Stephen Gaghan, the writer behind Traffic and Syriana, joined Activision to create Call of Duty: Ghosts. We talk to him about the process of writing for games, working with developers, and how games will change how he makes movies.

Stephen Gaghan figured out the hard way that writing games is not like writing films. As a screenwriter who is used to crafting layered scenes with revealing dialog he found that such an approach doesn’t always work in the world of games, where the story has to serve the action and player experience.

“You go to your computer and you write in Final Draft. And you are like, ‘I’ve done it! I love this scene! It’s so awesome!’ It’s five pages. It’s so emotional,” says Gaghan. “You wander down the hall and you talk to everybody and they’re like, ‘That’s awesome. Now do it in five lines.’”

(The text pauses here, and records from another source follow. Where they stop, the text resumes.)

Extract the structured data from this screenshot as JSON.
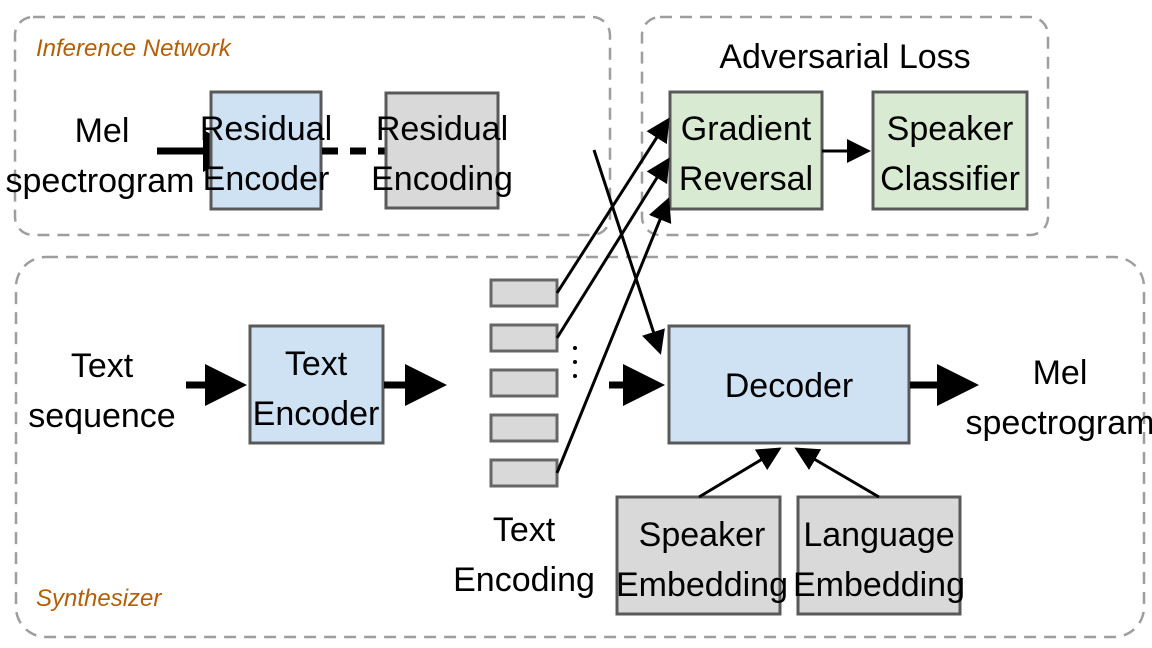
{
  "groups": {
    "inference_network": "Inference Network",
    "adversarial_loss": "Adversarial Loss",
    "synthesizer": "Synthesizer"
  },
  "inputs": {
    "mel_in": [
      "Mel",
      "spectrogram"
    ],
    "text_in": [
      "Text",
      "sequence"
    ]
  },
  "blocks": {
    "residual_encoder": [
      "Residual",
      "Encoder"
    ],
    "residual_encoding": [
      "Residual",
      "Encoding"
    ],
    "gradient_reversal": [
      "Gradient",
      "Reversal"
    ],
    "speaker_classifier": [
      "Speaker",
      "Classifier"
    ],
    "text_encoder": [
      "Text",
      "Encoder"
    ],
    "decoder": "Decoder",
    "speaker_embedding": [
      "Speaker",
      "Embedding"
    ],
    "language_embedding": [
      "Language",
      "Embedding"
    ]
  },
  "text_encoding": {
    "label": [
      "Text",
      "Encoding"
    ],
    "cell_count": 5,
    "ellipsis": "⋮"
  },
  "outputs": {
    "mel_out": [
      "Mel",
      "spectrogram"
    ]
  },
  "colors": {
    "encoder_fill": "#cfe2f3",
    "embedding_fill": "#d9d9d9",
    "adversarial_fill": "#d9ead3",
    "group_label": "#b45f06"
  }
}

Having written the films Rules of Engagement and Syriana (he also did an early rewrite of Black Hawk Down), the Oscar-winning writer of Traffic has a body of work that served him well for taking on the role of writer for Call Of Duty: Ghosts. The 10th main installment of the franchise, released November 5, centers on a team of special forces warriors fighting a South American alliance known as the Federation.

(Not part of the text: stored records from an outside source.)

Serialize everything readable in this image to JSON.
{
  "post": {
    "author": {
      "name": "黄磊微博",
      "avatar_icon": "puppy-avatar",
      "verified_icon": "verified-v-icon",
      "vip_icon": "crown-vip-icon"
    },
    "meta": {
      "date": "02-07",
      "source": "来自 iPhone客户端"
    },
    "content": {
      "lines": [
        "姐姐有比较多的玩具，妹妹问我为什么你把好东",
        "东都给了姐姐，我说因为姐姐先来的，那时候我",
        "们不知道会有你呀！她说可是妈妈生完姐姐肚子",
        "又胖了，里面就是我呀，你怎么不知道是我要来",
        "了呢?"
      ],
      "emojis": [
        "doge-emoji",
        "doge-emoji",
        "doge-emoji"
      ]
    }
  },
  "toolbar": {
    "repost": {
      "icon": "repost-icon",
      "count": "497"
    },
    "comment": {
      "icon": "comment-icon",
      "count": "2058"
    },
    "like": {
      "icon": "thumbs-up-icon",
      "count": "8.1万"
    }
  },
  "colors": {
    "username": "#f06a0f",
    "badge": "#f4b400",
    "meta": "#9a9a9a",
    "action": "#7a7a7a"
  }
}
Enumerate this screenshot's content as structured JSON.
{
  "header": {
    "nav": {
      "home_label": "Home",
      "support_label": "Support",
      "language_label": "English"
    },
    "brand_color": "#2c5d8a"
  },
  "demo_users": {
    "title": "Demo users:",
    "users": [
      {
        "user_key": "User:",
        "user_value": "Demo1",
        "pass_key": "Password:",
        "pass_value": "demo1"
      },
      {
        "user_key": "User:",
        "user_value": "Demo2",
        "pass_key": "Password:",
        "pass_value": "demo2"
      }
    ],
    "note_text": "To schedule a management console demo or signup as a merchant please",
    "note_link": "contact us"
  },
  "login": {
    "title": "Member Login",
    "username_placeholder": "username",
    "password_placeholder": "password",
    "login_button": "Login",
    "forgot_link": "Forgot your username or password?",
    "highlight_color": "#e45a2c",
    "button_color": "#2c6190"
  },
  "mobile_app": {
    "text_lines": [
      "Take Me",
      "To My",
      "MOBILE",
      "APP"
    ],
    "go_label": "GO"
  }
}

“You are servicing a lot of stuff,” Gaghan says of writing his multi-narrative films. “And because you are crosscutting between intense things, you don’t have a ton of time to establish who people are, to build dynamics between characters. You have to be really efficient. You are constantly compacting with gestures and making dialogue evocative of who people are in the best way you can. I thought that was really applicable to games,” says Gaghan.

Read the full article at Co.Create.